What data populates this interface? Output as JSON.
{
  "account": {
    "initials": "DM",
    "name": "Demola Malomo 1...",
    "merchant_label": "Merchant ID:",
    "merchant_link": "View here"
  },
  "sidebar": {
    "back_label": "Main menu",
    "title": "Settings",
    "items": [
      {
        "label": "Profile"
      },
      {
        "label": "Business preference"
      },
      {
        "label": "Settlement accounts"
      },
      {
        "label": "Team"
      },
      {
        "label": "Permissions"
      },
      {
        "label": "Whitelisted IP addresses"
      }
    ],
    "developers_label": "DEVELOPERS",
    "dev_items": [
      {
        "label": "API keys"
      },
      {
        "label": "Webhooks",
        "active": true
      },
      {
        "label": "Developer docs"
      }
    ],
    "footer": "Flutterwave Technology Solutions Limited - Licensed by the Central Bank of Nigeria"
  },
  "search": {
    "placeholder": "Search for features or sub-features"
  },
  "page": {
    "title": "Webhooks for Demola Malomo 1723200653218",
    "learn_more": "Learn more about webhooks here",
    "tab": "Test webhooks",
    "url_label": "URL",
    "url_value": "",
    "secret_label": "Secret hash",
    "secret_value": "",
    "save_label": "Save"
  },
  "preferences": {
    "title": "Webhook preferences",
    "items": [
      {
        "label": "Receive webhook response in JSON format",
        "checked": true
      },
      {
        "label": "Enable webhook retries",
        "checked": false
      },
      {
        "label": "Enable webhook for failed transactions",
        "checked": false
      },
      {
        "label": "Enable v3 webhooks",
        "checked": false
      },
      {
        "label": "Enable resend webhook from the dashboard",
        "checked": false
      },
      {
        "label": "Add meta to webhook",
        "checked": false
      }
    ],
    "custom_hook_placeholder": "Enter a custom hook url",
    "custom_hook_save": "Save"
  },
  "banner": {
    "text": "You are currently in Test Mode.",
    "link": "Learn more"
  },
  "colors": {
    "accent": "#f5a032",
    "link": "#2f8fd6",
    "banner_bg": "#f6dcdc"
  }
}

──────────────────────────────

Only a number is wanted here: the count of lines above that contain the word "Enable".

4